Those Pentium D processors are the same NetBurst microarchitecture that kept AMD in business for years. The 5160 is core microarchitecture and has 2X the max floating point throughput. I have a benchmark with a table of results that has a 3.4 GHz dual-core Pentium D at the very bottom. Of course it's written in assembly language to try to max out floating point throughput on a Core 2 Duo or Phenom so it may not be fair to a Pentium D, but why treat a crappy processor with kid gloves?
My Pentium D 3.4 with HyperThread can match the performance of Core 2 Duo only when running 4 threads effectively, running a linux with good 4 thread scheduling (which didn't exist when Pentium D was still marketed). There are plenty of jobs where it runs faster with the HT disabled, but then it can't come close to Core 2 Duo, even without any specific effort to emphasize the faster aspects of the latter. The Pentium D has been around long enough that I used to run Windows 2000 on it, but one of the reasons Win2K died is its unfriendliness to multi-threading.

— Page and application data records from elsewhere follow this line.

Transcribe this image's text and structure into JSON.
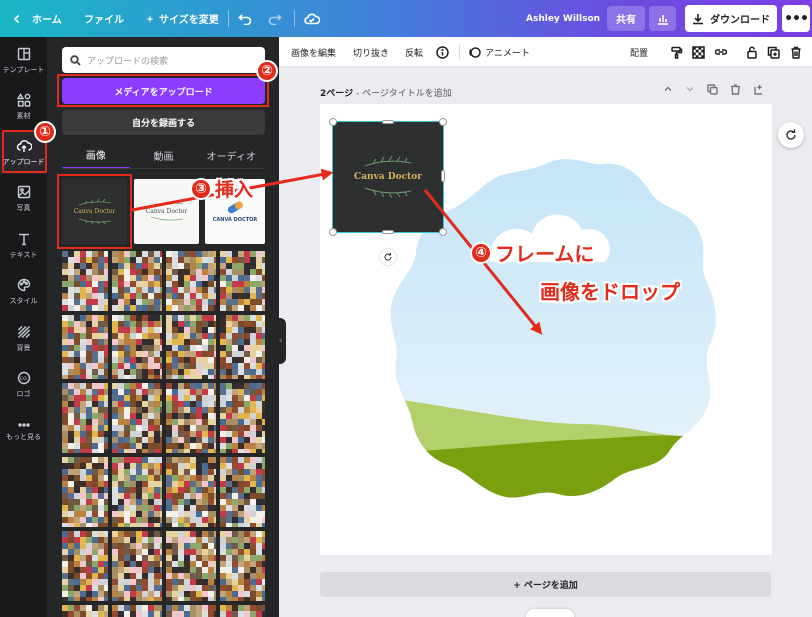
{
  "topbar": {
    "home": "ホーム",
    "file": "ファイル",
    "resize": "サイズを変更",
    "user_name": "Ashley Willson",
    "share": "共有",
    "download": "ダウンロード",
    "more": "•••"
  },
  "rail": {
    "items": [
      {
        "label": "テンプレート",
        "icon": "template-icon"
      },
      {
        "label": "素材",
        "icon": "elements-icon"
      },
      {
        "label": "アップロード",
        "icon": "upload-cloud-icon"
      },
      {
        "label": "写真",
        "icon": "photo-icon"
      },
      {
        "label": "テキスト",
        "icon": "text-icon"
      },
      {
        "label": "スタイル",
        "icon": "palette-icon"
      },
      {
        "label": "背景",
        "icon": "background-icon"
      },
      {
        "label": "ロゴ",
        "icon": "logo-icon"
      },
      {
        "label": "もっと見る",
        "icon": "more-dots-icon"
      }
    ]
  },
  "panel": {
    "search_placeholder": "アップロードの検索",
    "upload_button": "メディアをアップロード",
    "record_button": "自分を録画する",
    "tabs": [
      "画像",
      "動画",
      "オーディオ"
    ],
    "active_tab": "画像",
    "thumb1_title": "Canva Doctor",
    "thumb2_title": "Canva Doctor",
    "thumb3_title": "CANVA DOCTOR"
  },
  "toolbar2": {
    "edit_image": "画像を編集",
    "crop": "切り抜き",
    "flip": "反転",
    "animate": "アニメート",
    "position": "配置"
  },
  "canvas": {
    "page_label": "2ページ",
    "page_title_placeholder": "ページタイトルを追加",
    "placed_image_title": "Canva Doctor",
    "add_page": "+ ページを追加"
  },
  "annotations": {
    "num1": "①",
    "num2": "②",
    "num3": "③",
    "label3": "挿入",
    "num4": "④",
    "label4_line1": "フレームに",
    "label4_line2": "画像をドロップ"
  },
  "colors": {
    "accent_purple": "#8b3dff",
    "annotation_red": "#e32a1b",
    "dark_panel": "#252627",
    "rail_bg": "#18191b"
  }
}
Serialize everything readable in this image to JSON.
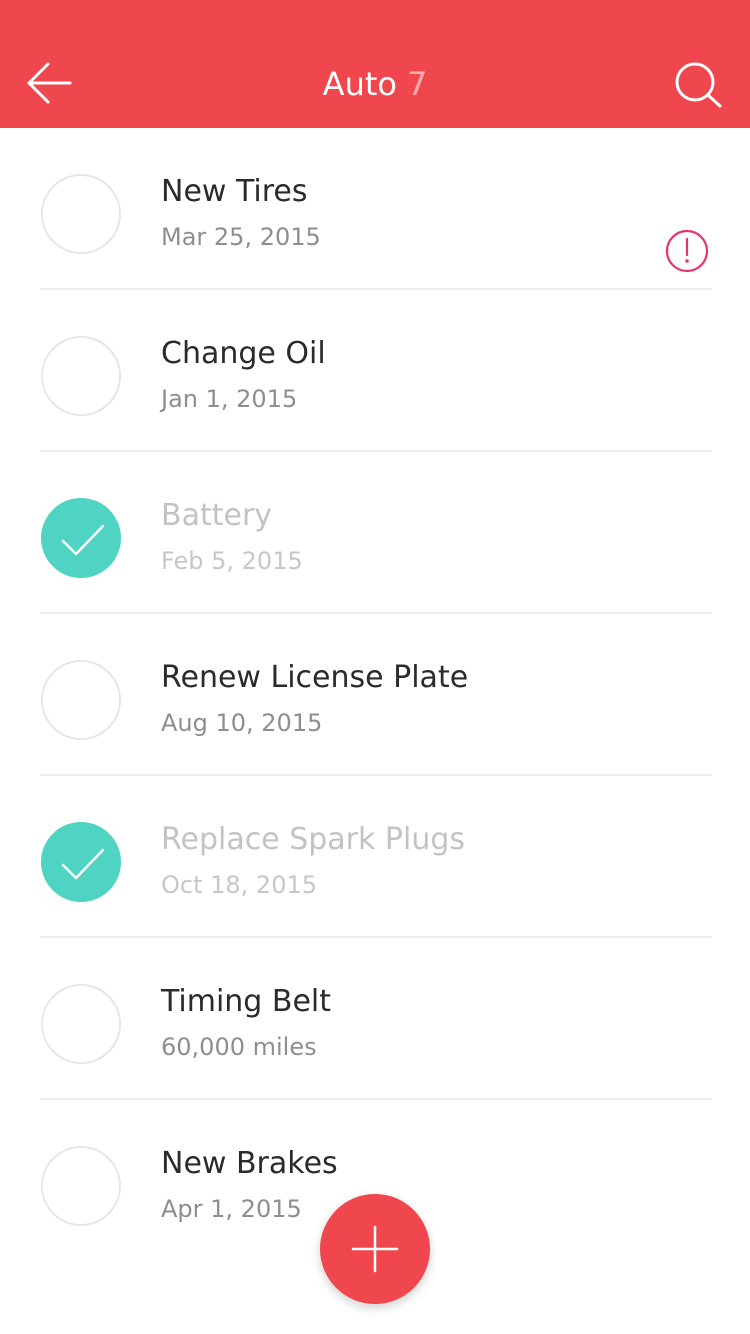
{
  "colors": {
    "accent": "#f0474e",
    "done": "#4fd3c2",
    "alert": "#e8336f"
  },
  "header": {
    "title": "Auto",
    "count": "7",
    "back_icon": "back-arrow-icon",
    "search_icon": "search-icon"
  },
  "items": [
    {
      "title": "New Tires",
      "subtitle": "Mar 25, 2015",
      "completed": false,
      "alert": false
    },
    {
      "title": "Change Oil",
      "subtitle": "Jan 1, 2015",
      "completed": false,
      "alert": true
    },
    {
      "title": "Battery",
      "subtitle": "Feb 5, 2015",
      "completed": true,
      "alert": false
    },
    {
      "title": "Renew License Plate",
      "subtitle": "Aug 10, 2015",
      "completed": false,
      "alert": false
    },
    {
      "title": "Replace Spark Plugs",
      "subtitle": "Oct 18, 2015",
      "completed": true,
      "alert": false
    },
    {
      "title": "Timing Belt",
      "subtitle": "60,000 miles",
      "completed": false,
      "alert": false
    },
    {
      "title": "New Brakes",
      "subtitle": "Apr 1, 2015",
      "completed": false,
      "alert": false
    }
  ],
  "fab": {
    "icon": "plus-icon"
  }
}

So your Pentium D can match the performance of a Core 2 Duo? I'd like to see that. But I don't suppose that you can test with the benchmark I referenced above because the HT-capable Pentium D's weren't 64-bit capable. The original author of the benchmark has upgraded his 32-bit code to a new 32-bit benchmark and also has a table of results on his website. How does your Pentium D hold up in this 16-threaded benchmark?